My final question is about SR 2020/326. There are two parts to it. The amendment reduces the period of self-isolation from 14 days to 10 days. Is that just for people travelling from Britain, or is it for everybody who gets a notification? Also, there are obviously sectoral exemptions in this regulation, including those for people working in television. My understanding is that that is much more far-reaching than is the case in other jurisdictions where there are exemptions for people engaging in public service broadcasting. The regulation here opens it up to a far greater number of people, and my concern is that it could mean more people are out of the home, when they are being told to stay at home and leave only if it is essential. Do you have an assessment of the number of workers and individuals affected by those sectoral exemptions?
Ms Redmond: There are two things going on here. Possibly, the second part of your question needs to be addressed through the evidence session on the international travel regulations. On self-isolation after travel, are you talking about within the UK and the common travel area?
Mr Carroll: The regulation states that the self-isolation period is reducing from 14 days to 10 days, and I just want clarification on whether that is for people travelling from Britain to Ireland? To whom does it apply?

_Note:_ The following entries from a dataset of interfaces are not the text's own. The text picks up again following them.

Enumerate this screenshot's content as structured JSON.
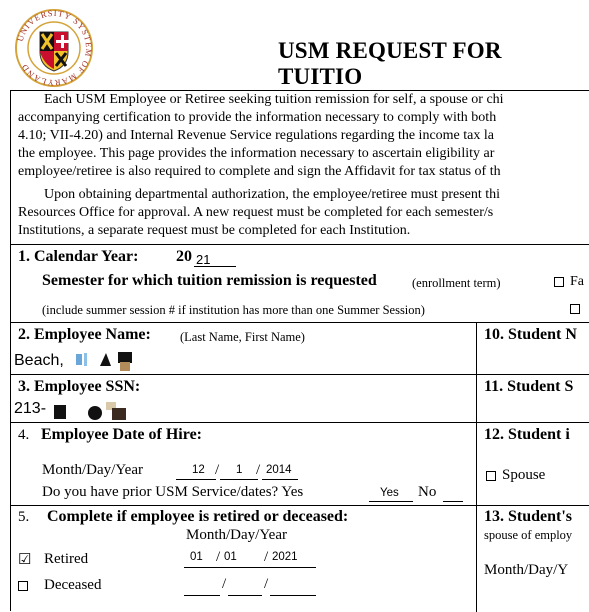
{
  "logo": {
    "ring_text": "UNIVERSITY SYSTEM OF MARYLAND"
  },
  "header": {
    "title": "USM REQUEST FOR TUITIO"
  },
  "intro": {
    "lines": [
      "Each USM Employee or Retiree seeking tuition remission for self, a spouse or chi",
      "accompanying certification to provide the information necessary to comply with both",
      "4.10; VII-4.20) and Internal Revenue Service regulations regarding the income tax la",
      "the employee.  This page provides the information necessary to ascertain eligibility ar",
      "employee/retiree is also required to complete and sign the Affidavit for tax status of th",
      "Upon obtaining departmental authorization, the employee/retiree must present thi",
      "Resources Office for approval.  A new request must be completed for each semester/s",
      "Institutions, a separate request must be completed for each Institution."
    ]
  },
  "section1": {
    "label": "1. Calendar Year:",
    "year_prefix": "20",
    "year_value": "21",
    "semester_label": "Semester for which tuition remission is requested",
    "enrollment_term": "(enrollment term)",
    "option_fa": "Fa",
    "summer_note": "(include summer session # if institution has more than one Summer Session)"
  },
  "section2": {
    "label": "2. Employee Name:",
    "sub": "(Last Name, First Name)",
    "value": "Beach,"
  },
  "section3": {
    "label": "3. Employee SSN:",
    "value": "213-"
  },
  "section4": {
    "number": "4.",
    "label": "Employee Date of Hire:",
    "date_label": "Month/Day/Year",
    "month": "12",
    "day": "1",
    "year": "2014",
    "prior_question": "Do you have prior USM Service/dates? Yes",
    "prior_yes_value": "Yes",
    "prior_no": "No"
  },
  "section5": {
    "number": "5.",
    "label": "Complete if employee is retired or deceased:",
    "date_label": "Month/Day/Year",
    "retired_label": "Retired",
    "retired_month": "01",
    "retired_day": "01",
    "retired_year": "2021",
    "deceased_label": "Deceased"
  },
  "right": {
    "s10": "10. Student N",
    "s11": "11. Student S",
    "s12": "12. Student i",
    "spouse_label": "Spouse",
    "s13": "13. Student's",
    "s13_sub": "spouse of employ",
    "s13_date": "Month/Day/Y"
  }
}
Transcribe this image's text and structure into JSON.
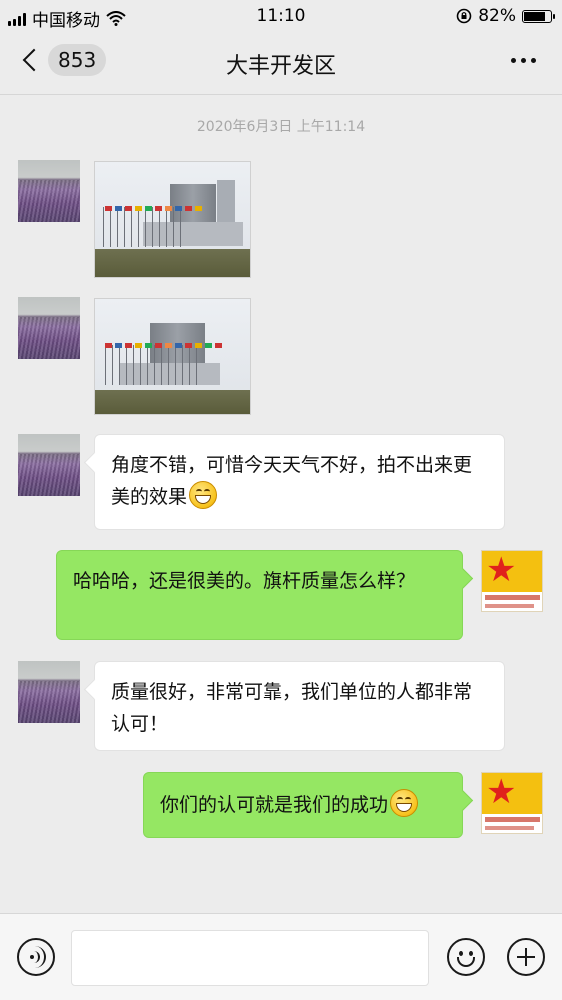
{
  "status_bar": {
    "carrier": "中国移动",
    "time": "11:10",
    "battery_percent": "82%",
    "battery_level": 0.82,
    "icons": [
      "signal-icon",
      "wifi-icon",
      "rotation-lock-icon",
      "battery-icon"
    ]
  },
  "header": {
    "back_count": "853",
    "title": "大丰开发区",
    "more_icon": "more-icon"
  },
  "chat": {
    "timestamp": "2020年6月3日 上午11:14",
    "messages": [
      {
        "side": "left",
        "type": "image",
        "content": "office-building-with-flags-photo"
      },
      {
        "side": "left",
        "type": "image",
        "content": "office-building-with-flags-photo"
      },
      {
        "side": "left",
        "type": "text",
        "text": "角度不错，可惜今天天气不好，拍不出来更美的效果",
        "emoji": "grin-emoji"
      },
      {
        "side": "right",
        "type": "text",
        "text": "哈哈哈，还是很美的。旗杆质量怎么样？"
      },
      {
        "side": "left",
        "type": "text",
        "text": "质量很好，非常可靠，我们单位的人都非常认可！"
      },
      {
        "side": "right",
        "type": "text",
        "text": "你们的认可就是我们的成功",
        "emoji": "grin-emoji"
      }
    ]
  },
  "input_bar": {
    "voice_icon": "voice-icon",
    "emoji_icon": "emoji-icon",
    "plus_icon": "plus-icon",
    "value": ""
  },
  "colors": {
    "background": "#ececec",
    "bubble_self": "#95e763",
    "bubble_other": "#ffffff",
    "timestamp": "#a8a8a8"
  }
}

Ms Redmond: Quite a few different things are intersecting here. This amendment is about the amount of time that a household needs to wait before it links with a different household. There are different ways in which self-isolation applies. In this case — in the amendment that we are talking about today — it is about the length of time that a household needs to wait if it wants to re-bubble with a different linked household. It is no longer 14 days; it is 10 days. That aligns with the self-isolation period that you started to talk about, but that is not the subject of this amendment. Does that help?
Members indicated assent.
Ms Redmond: Thank you very much.
The Acting Chairperson (Ms Bradshaw): We will now consider each of the statutory rules in turn.
The Health Protection (Coronavirus, Restrictions) (No. 2) (Amendment No. 19) Regulations (Northern Ireland) 2020 amend restrictions on gatherings, introduces requirements for close contact services and unlicensed premises, and removes restrictions on non-essential retail, places of worship, marriages, and civil partnerships, funerals and libraries. It introduces a right of appeal to the court against a premises improvement notice or a prohibition notice, and makes other consequential amendments, minor amendments and corrects errors.
Have members any further issues that they wish to raise in connection with this statutory rule? If not, may I ask members to agree formally that the Committee for Health has considered statutory rule 2020/323, the Health Protection (Coronavirus, Restrictions) (No. 2) (Amendment No. 19) Regulations (Northern Ireland) 2020, and recommends that it be confirmed by the Assembly? Are we agreed?
Members indicated assent.